The jury is still out on the Equal Employment Opportunity Commission’s public portal, according to legal experts.
After being piloted in five field offices last year — Charlotte, Chicago, New Orleans, Phoenix and Seattle — the EEOC’s public portal went live late last year. It enables individuals to submit online inquiries and requests for intake interviews, which are the first steps for filing discrimination charges. However, people can’t use the portal to file online complaints against federal agencies or submit discrimination charges that haven’t been prepared by the EEOC.
Likewise, people can digitally sign and file a charge that the EEOC prepared for them. Once filed, individuals can use the portal to provide and update their contact information, receive documents and messages related to their charge, agree to mediate the charge and check on the status of their charge. Others can review their charge filed on or after Jan. 1, 2016, that are currently in investigation or mediation.
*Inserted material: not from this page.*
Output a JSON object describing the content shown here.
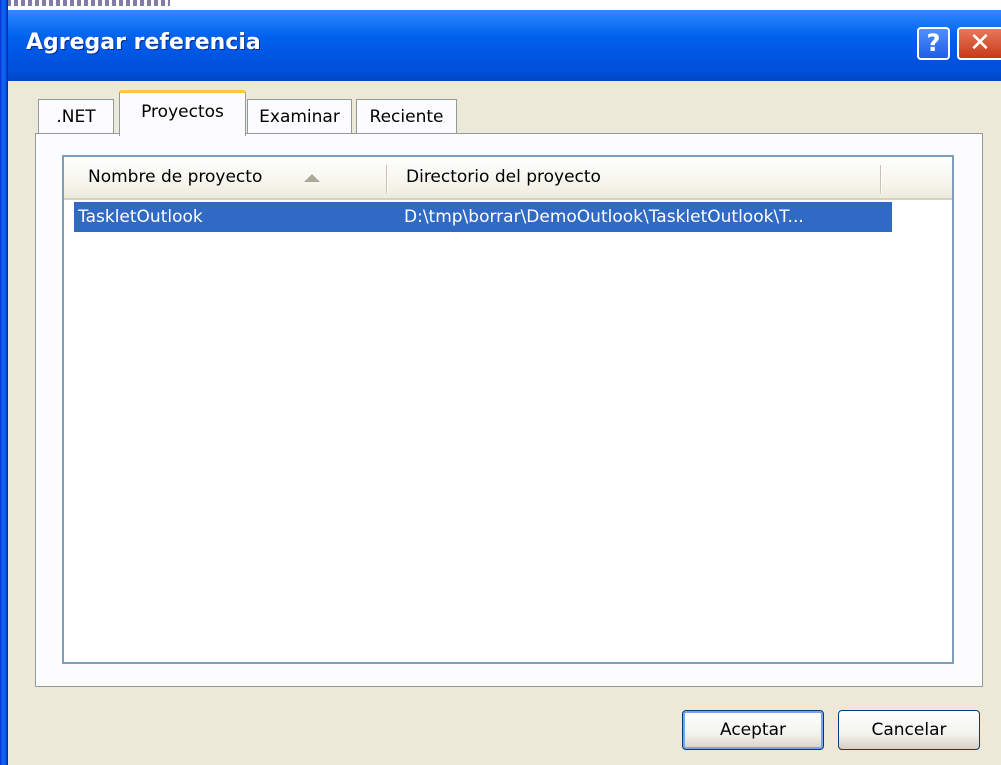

The federal agency responded to more than 550,000 calls to its toll-free numbers and more than 140,600 inquiries in field offices in fiscal year 2017. It believes the online system will create more efficiency for both the agency and public since it reduces the processing time and expense of paper submissions.
“We do not expect the portal to increase the number of charges filed with us, because a human-to-human interaction is preserved as part of the process,” says Martin S. Ebel, director, EEOC’s field management programs in Houston. “We do expect it to drive inquiries to the digital system and away from in-person, telephone and other traditional inquiry methods.”
By being able to review potential charges prior to speaking with individuals who filed them, Ebel says, investigators can conduct “sharply focused interviews” and draft better charges of discrimination when someone takes the next step and files a charge of discrimination.
While it’s too soon to determine the portal’s success, this “instantaneous” system might discourage employees from resolving discrimination problems in-house, says Mellissa Schafer, an attorney at Hinshaw & Culbertson law firm in Los Angeles.
She points to a disgruntled employee who gets into a disagreement with his boss. The employee can immediately access the portal to start the complaint process instead of cooling off, sharing his feelings with coworkers and then notifying HR.
“This might be something where the employer and employee can work it out in the next day or two and everyone calms down, everything is fine,” she says. “This employee may be somebody who is overheated quickly, gets very anxious or excited quickly and may turn to emotion versus thinking about it, processing it and taking time to do something.”
The portal also has the potential of being prejudicial to employers, Schafer says. It prevents EEOC officers from taking into account the person’s tone, demeanor or mannerisms when evaluating their allegations. In some cases, she says online claims would never pass the initial steps if the same complaints were made in person or over the phone. In the end, some employers may end up wasting valuable time defending bogus charges.
Still, the new portal presents an opportunity for HR to beef up and promote its internal complaint process. Make sure that HR staff is trained in dispute resolution techniques, she says. Support an open-door policy. Handle every complaint seriously. Conduct investigations in a succinct and unbiased fashion.
“If employees feel they’re being listened to, are being heard and that something is being done, you stand a greater chance of them not going to the EEOC portal,” says Schafer. “Knowing that someone could [use the portal impulsively or] out of retaliation, I don’t see this being of any benefit to an employer.”
Other potential problems involve portal staffing. Those handling the initial complaints must be trained and experienced, not in a clerical function, for example, and be neutral when interpreting or evaluating information, says Demitrios Moschos, a labor attorney at Mirick O’Connell law firm in Worcester, Mass.
“In principle, the portal sounds good, but the devil is in the details,” he says. “A judgment will be made based on the facts put forward. There can’t be encouragement or discouragement. My concern is that [the EEOC] will emphasize efficiency rather than neutrality.”
In Massachusetts, he says, state law mandates that employers mention all employee alternatives for reporting or filing discrimination complaints, such as the portal. But whether state law requires it or not, he believes it’s a good idea for all employers to do so to avoid employee perception that the company is hiding information from them.
He says HR’s role in receiving and addressing complaints needs to be enhanced. For example, does your policy clearly state that employees have the right to go HR with a complaint, independent of their supervisor, and avoid the chain of command? Inform workers that HR will quickly respond to their complaint and, that although they have the right to access the EEOC’s portal, they may not experience as quick of a response from the federal agency.
“Make sure your mechanisms are in place and work effectively because you can’t avoid this situation,” says Moschos, citing recent headlines of sexual harassment in the workplace. “You need a neutral system where employees feel confident that if they make a complaint, it will be addressed. That’s not what we’ve seen over the last six months. That’s a failing in our society.”